▸ Exercise aim
Your task is to copy each line in the listing that includes the word "精彩活动".

(Records supplied Opens)

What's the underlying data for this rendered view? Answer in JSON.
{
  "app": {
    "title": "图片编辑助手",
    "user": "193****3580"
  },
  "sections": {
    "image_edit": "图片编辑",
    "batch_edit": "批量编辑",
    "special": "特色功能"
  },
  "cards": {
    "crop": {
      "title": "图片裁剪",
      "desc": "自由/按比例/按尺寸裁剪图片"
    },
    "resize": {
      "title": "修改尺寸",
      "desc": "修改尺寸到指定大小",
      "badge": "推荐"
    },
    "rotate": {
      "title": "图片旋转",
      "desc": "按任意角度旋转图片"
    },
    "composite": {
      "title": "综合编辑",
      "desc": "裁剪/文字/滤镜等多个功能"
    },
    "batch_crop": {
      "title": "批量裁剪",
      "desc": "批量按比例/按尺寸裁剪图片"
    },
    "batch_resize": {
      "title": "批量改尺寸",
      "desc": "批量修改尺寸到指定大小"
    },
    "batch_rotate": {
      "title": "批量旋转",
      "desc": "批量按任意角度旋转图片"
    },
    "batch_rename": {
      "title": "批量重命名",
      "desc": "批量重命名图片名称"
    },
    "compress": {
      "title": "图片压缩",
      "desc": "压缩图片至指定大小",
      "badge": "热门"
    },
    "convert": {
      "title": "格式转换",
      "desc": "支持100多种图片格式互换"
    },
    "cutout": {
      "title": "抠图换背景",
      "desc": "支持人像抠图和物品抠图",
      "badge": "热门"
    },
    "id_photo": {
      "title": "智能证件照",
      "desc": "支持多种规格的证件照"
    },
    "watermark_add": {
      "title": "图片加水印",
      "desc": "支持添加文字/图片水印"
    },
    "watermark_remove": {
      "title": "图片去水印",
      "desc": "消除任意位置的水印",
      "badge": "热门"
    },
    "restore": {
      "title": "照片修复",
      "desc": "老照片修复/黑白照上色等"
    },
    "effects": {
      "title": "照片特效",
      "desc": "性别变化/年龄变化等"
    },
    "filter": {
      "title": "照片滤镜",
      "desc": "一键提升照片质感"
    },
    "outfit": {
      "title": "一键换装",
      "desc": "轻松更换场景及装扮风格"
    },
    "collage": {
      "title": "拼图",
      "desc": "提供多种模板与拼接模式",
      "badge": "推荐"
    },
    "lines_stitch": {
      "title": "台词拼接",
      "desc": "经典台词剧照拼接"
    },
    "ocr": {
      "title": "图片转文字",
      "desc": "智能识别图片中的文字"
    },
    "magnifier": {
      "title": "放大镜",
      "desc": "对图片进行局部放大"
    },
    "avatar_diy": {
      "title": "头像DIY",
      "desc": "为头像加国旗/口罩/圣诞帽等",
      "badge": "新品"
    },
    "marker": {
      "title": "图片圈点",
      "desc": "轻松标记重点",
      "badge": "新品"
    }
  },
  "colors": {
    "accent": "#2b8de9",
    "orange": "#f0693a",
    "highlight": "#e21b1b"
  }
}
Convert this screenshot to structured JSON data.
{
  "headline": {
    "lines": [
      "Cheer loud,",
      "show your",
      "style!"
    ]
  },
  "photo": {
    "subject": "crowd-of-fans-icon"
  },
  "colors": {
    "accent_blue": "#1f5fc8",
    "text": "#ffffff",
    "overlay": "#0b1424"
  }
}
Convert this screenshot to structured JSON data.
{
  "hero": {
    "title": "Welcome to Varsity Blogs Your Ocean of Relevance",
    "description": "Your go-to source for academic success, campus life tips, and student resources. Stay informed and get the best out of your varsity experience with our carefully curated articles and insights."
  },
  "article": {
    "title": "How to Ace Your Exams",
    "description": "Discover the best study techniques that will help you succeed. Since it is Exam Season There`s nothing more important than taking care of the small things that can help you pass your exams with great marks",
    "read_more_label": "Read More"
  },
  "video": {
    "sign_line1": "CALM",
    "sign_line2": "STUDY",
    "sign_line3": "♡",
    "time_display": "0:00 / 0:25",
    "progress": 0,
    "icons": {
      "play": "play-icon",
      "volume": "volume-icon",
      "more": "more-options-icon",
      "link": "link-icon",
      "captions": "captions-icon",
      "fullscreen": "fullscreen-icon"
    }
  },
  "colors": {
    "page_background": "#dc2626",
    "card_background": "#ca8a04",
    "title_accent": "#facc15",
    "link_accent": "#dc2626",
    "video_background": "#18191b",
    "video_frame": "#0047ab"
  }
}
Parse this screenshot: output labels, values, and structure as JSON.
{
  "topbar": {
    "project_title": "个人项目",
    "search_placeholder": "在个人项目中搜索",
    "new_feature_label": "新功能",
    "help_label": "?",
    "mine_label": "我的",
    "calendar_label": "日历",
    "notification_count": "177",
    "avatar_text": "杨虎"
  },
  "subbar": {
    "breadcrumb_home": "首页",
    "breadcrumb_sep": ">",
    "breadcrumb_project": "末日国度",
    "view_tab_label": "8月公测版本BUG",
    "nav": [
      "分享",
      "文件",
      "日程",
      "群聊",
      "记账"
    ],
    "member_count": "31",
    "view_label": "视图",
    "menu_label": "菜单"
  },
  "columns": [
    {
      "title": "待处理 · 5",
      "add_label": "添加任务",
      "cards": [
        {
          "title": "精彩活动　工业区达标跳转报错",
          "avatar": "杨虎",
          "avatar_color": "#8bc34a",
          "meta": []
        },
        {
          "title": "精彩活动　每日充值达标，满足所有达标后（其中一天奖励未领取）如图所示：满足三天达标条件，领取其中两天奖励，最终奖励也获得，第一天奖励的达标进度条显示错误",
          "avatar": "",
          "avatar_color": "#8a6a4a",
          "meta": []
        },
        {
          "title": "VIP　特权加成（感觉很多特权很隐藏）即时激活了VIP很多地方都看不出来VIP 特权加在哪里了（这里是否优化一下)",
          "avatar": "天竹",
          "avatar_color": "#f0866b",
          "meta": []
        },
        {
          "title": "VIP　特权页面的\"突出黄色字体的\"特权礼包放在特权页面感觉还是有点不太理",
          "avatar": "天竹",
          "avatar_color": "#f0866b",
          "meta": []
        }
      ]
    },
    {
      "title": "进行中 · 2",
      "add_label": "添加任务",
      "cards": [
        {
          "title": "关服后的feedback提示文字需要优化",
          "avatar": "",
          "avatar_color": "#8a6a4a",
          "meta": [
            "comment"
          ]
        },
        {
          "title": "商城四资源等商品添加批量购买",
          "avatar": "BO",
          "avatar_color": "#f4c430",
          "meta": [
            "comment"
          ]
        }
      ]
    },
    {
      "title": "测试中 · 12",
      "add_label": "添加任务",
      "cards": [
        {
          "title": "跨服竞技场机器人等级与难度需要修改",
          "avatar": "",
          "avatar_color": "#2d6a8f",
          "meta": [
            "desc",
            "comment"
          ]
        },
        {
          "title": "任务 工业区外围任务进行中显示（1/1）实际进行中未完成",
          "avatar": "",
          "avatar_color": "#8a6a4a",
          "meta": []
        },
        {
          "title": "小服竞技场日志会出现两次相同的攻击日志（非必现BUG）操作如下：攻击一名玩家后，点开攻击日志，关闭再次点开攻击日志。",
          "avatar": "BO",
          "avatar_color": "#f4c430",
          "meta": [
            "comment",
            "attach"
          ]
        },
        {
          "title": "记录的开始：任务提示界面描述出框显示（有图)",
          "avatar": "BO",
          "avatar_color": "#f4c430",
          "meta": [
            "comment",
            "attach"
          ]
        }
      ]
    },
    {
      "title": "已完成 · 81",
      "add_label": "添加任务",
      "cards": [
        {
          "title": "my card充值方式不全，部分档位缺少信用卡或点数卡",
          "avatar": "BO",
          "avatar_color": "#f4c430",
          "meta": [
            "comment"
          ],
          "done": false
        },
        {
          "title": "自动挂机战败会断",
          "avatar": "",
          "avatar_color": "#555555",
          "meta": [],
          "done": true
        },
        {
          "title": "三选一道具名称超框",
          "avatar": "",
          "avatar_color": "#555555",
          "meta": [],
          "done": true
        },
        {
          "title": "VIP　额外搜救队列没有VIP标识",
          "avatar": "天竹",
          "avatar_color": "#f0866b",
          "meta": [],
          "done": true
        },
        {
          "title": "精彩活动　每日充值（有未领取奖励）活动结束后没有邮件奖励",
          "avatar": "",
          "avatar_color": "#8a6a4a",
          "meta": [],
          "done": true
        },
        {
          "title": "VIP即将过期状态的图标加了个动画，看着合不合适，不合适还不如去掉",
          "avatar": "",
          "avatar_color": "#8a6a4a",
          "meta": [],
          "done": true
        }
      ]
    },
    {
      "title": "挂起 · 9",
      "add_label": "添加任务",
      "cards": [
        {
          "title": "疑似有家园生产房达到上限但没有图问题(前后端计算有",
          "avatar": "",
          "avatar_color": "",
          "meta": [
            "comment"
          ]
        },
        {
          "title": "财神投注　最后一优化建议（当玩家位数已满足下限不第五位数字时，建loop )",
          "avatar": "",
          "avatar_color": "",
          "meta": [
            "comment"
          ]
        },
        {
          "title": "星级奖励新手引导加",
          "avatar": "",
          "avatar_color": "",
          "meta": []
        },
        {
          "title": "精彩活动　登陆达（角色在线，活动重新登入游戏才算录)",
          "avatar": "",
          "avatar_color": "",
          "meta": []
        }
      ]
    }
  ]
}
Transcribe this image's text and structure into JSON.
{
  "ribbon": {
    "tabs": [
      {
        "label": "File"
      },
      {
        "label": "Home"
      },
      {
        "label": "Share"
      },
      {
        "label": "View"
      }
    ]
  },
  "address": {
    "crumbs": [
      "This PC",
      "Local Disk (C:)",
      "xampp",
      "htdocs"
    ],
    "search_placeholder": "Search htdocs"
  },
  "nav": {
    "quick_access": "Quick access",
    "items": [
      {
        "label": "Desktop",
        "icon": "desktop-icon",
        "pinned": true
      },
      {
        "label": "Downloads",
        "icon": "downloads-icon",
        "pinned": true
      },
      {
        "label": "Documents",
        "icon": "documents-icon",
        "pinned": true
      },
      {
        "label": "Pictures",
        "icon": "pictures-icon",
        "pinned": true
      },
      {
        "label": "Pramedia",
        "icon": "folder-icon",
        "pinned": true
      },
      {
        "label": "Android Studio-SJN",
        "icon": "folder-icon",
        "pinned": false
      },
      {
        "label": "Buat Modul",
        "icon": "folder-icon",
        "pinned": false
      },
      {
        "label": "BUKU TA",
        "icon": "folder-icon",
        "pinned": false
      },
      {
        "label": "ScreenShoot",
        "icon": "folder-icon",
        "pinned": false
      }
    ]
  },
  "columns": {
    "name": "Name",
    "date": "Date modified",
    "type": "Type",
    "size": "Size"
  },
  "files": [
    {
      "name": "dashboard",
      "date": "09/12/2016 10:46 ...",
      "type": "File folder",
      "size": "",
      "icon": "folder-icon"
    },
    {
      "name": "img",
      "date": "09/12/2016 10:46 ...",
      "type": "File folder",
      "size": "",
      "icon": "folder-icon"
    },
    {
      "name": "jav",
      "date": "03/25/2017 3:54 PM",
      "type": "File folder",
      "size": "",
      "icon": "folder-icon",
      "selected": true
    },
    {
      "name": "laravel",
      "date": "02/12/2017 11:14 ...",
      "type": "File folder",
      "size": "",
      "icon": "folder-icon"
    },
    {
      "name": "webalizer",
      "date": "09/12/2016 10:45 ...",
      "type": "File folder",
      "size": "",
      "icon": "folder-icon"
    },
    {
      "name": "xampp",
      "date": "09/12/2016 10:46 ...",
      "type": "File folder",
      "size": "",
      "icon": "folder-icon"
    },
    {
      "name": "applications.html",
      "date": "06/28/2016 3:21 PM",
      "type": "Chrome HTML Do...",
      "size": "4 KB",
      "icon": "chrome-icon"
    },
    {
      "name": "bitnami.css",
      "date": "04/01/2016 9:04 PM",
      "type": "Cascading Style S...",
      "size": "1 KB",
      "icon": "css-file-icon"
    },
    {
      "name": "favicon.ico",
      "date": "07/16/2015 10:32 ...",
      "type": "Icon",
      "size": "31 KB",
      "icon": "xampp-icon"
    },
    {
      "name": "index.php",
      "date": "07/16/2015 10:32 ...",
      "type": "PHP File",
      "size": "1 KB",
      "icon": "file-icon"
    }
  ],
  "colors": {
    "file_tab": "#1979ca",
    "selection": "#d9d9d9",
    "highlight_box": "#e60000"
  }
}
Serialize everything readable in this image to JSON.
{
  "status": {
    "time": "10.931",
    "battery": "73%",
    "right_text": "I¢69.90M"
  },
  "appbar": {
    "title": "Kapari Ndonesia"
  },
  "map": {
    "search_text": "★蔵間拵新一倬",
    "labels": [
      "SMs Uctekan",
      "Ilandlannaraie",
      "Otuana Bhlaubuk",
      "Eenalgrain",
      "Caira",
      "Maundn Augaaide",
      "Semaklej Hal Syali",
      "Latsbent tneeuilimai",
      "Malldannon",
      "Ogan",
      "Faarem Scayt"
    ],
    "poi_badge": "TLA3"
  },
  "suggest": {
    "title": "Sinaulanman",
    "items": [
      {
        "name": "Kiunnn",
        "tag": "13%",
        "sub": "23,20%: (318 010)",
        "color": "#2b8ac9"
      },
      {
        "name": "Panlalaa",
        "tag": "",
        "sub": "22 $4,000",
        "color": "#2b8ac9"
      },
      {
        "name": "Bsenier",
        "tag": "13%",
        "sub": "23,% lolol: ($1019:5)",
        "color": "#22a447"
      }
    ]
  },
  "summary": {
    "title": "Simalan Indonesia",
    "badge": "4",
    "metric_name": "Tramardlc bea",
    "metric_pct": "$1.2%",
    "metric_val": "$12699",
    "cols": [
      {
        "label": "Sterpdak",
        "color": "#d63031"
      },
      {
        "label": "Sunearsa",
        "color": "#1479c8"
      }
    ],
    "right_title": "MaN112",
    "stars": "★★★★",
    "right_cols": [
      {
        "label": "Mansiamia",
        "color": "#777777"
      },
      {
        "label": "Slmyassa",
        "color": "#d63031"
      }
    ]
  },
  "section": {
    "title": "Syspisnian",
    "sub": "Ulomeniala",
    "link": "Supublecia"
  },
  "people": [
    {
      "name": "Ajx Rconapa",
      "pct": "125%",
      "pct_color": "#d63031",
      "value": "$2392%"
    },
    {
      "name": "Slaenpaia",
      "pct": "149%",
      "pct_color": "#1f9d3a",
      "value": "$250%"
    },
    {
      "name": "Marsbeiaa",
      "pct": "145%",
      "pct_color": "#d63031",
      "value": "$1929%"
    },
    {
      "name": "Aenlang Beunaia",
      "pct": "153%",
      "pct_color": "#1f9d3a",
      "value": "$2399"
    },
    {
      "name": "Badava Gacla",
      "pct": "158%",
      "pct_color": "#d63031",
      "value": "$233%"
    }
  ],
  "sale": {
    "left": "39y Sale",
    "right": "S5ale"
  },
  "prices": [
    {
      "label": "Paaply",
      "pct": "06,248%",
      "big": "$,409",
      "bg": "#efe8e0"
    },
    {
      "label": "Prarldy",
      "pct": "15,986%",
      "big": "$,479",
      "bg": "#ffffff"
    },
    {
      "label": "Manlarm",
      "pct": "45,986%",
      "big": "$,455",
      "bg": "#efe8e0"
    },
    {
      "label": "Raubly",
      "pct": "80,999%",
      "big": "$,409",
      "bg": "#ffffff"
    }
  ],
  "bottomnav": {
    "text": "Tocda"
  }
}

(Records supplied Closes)

▸ Solution for this exercise
          "title": "精彩活动　工业区达标跳转报错",
          "title": "精彩活动　每日充值达标，满足所有达标后（其中一天奖励未领取）如图所示：满足三天达标条件，领取其中两天奖励，最终奖励也获得，第一天奖励的达标进度条显示错误",
          "title": "精彩活动　每日充值（有未领取奖励）活动结束后没有邮件奖励",
          "title": "精彩活动　登陆达（角色在线，活动重新登入游戏才算录)",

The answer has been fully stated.